* **Collection entries**:
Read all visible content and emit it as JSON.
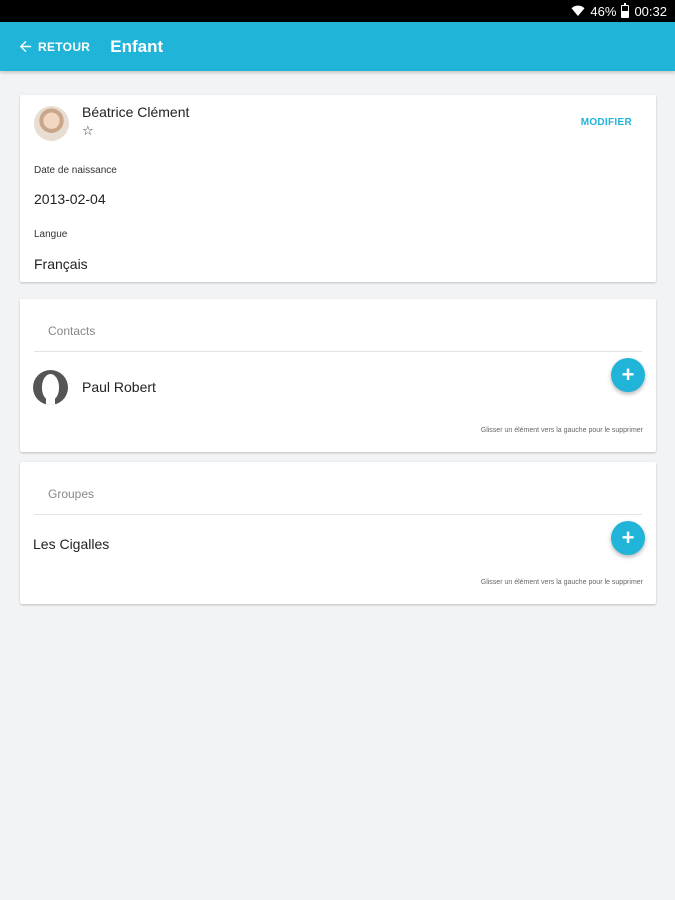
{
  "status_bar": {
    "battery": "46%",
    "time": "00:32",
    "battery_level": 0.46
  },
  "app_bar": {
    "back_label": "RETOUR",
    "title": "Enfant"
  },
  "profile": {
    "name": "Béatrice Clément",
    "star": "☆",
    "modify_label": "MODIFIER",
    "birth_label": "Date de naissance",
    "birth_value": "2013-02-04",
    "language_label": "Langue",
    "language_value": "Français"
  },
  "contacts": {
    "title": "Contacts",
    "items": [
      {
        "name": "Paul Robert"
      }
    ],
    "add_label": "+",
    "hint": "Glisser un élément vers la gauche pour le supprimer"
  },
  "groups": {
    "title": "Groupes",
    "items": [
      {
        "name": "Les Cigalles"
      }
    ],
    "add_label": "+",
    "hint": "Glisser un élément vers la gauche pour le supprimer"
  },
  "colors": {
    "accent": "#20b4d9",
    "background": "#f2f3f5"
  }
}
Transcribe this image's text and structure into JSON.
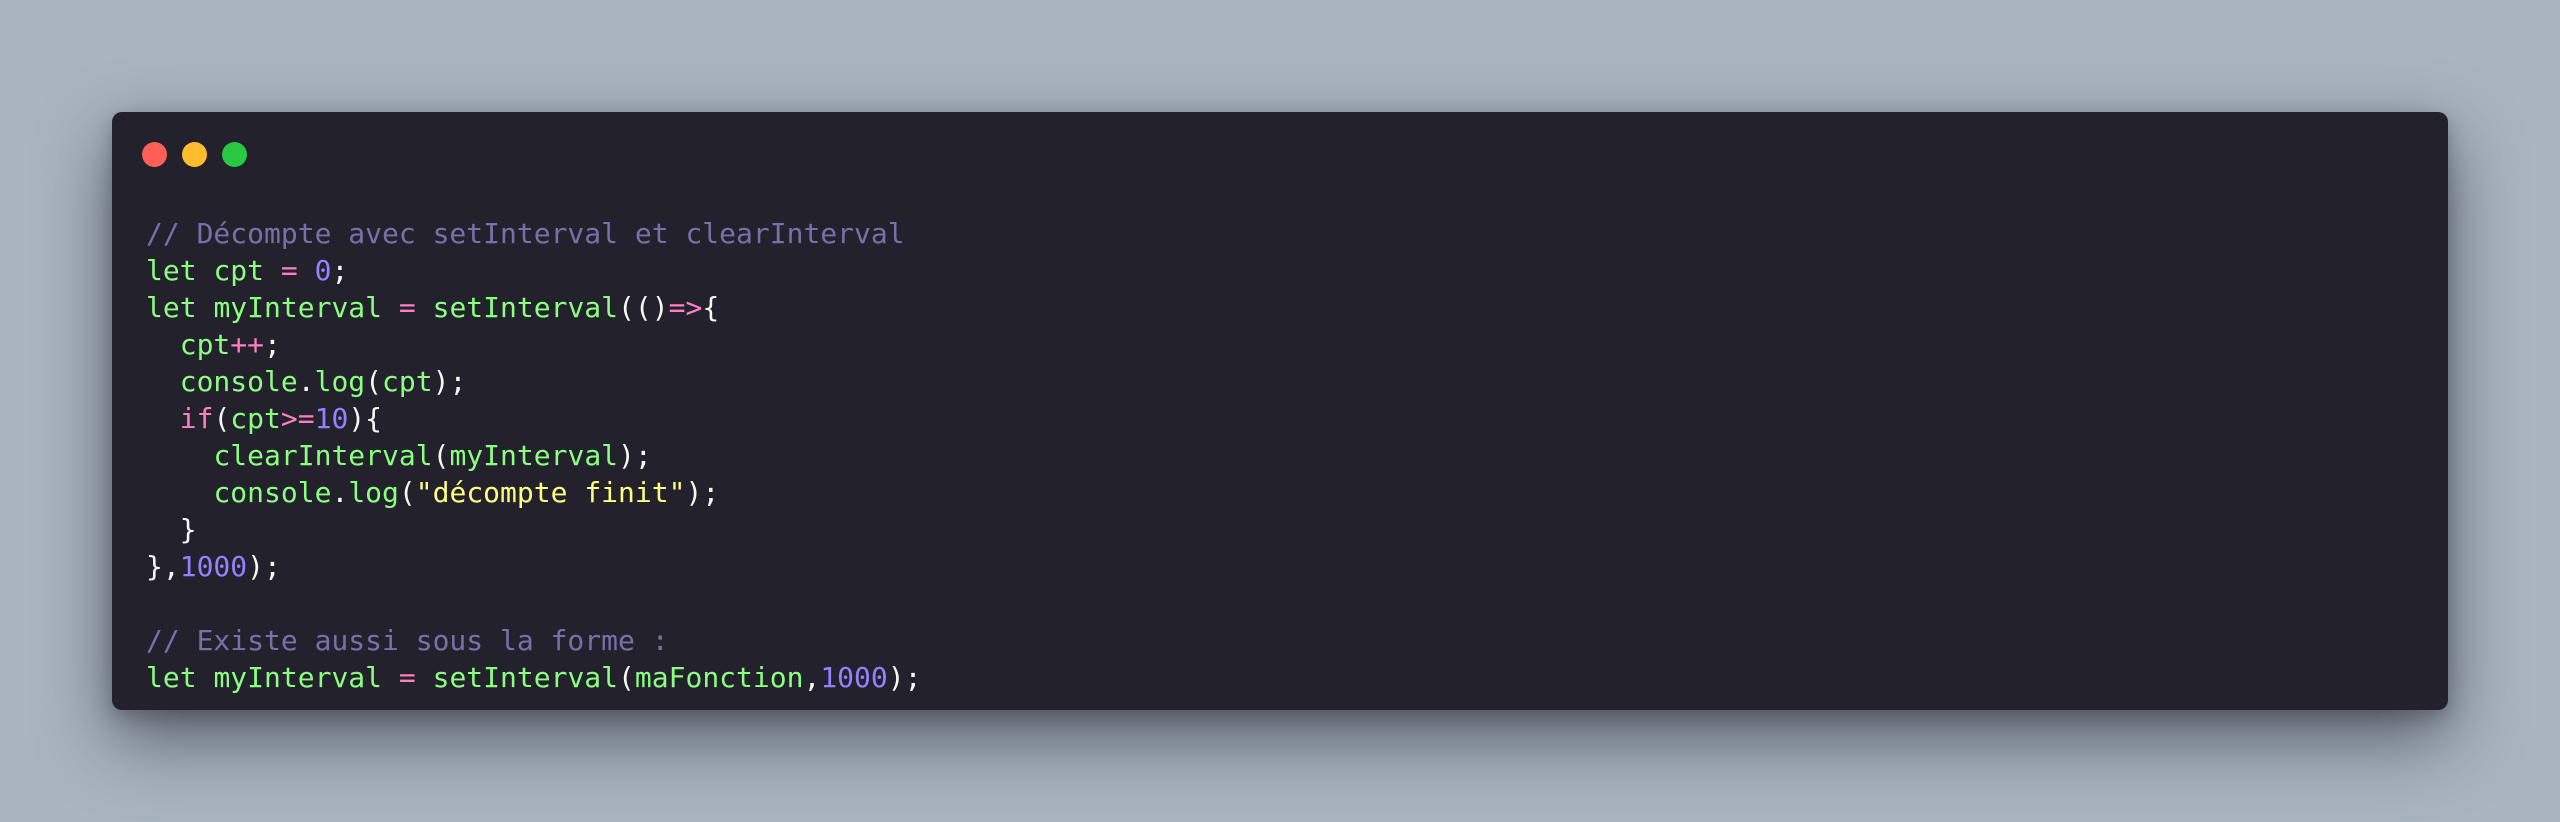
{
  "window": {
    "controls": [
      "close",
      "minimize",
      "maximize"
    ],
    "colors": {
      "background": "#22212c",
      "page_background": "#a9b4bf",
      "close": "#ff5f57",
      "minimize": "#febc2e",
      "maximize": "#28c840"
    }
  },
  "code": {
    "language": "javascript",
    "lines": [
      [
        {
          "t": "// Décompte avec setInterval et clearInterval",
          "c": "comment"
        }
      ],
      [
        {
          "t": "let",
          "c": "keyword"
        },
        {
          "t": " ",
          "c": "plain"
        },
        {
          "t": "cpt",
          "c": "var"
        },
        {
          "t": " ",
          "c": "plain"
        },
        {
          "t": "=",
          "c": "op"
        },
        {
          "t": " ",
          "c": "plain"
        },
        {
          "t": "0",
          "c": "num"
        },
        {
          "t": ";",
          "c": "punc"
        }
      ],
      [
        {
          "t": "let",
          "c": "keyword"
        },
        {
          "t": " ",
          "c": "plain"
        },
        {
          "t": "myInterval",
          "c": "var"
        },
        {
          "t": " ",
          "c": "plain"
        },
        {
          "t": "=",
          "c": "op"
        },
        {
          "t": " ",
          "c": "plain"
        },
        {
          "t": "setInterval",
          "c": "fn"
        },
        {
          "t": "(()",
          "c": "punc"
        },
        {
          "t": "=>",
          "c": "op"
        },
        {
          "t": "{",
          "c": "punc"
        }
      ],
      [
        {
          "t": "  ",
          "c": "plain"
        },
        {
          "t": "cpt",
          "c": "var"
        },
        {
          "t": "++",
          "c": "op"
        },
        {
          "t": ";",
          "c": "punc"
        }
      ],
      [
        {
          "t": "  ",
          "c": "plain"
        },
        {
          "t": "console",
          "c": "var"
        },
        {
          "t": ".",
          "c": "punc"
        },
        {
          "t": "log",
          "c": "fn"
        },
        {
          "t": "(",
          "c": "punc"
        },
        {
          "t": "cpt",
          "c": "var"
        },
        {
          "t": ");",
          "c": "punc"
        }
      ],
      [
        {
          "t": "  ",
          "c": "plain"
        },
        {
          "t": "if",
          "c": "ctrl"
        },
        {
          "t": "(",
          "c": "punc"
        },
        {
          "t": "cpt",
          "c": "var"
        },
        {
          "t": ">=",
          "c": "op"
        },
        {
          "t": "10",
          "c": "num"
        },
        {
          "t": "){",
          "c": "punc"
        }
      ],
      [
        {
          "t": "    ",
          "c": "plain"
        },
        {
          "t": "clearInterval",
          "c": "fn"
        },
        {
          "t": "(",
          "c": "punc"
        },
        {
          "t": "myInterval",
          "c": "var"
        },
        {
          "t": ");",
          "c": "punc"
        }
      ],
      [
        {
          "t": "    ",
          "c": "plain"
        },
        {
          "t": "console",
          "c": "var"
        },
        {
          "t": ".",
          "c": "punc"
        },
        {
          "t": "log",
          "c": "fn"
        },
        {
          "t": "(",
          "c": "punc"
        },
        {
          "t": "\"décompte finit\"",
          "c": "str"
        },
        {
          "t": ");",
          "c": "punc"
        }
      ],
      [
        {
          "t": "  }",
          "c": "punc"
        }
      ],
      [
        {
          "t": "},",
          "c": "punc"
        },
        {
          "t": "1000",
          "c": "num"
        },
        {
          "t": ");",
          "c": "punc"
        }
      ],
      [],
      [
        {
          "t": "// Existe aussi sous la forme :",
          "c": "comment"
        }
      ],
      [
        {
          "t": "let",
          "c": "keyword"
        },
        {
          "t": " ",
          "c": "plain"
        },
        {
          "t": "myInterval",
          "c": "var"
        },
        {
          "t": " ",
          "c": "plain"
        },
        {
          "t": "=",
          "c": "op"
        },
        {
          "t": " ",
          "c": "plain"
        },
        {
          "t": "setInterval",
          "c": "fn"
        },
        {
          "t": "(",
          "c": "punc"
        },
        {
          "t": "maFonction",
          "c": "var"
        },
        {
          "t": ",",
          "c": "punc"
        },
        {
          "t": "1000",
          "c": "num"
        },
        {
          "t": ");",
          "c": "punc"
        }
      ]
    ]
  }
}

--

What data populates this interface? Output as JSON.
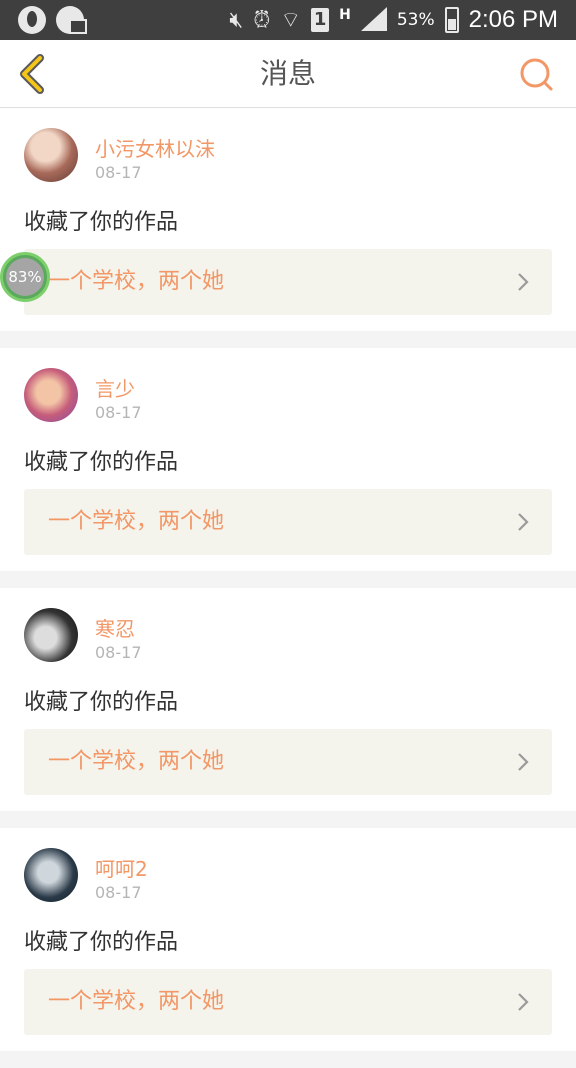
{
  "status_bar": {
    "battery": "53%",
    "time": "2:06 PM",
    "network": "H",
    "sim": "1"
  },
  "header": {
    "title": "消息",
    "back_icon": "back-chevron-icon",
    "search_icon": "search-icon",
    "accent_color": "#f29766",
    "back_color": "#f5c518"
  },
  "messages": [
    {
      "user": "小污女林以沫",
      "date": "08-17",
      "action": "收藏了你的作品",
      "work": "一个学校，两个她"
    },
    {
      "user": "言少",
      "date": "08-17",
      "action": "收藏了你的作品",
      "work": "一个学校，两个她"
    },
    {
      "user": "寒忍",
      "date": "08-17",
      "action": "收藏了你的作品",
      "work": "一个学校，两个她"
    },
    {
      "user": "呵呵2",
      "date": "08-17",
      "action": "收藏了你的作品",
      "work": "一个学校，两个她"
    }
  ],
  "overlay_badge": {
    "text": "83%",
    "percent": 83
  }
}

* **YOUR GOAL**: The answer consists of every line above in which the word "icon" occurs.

* **ANSWER TO THE EXERCISE**:
    "back_icon": "back-chevron-icon",
    "search_icon": "search-icon",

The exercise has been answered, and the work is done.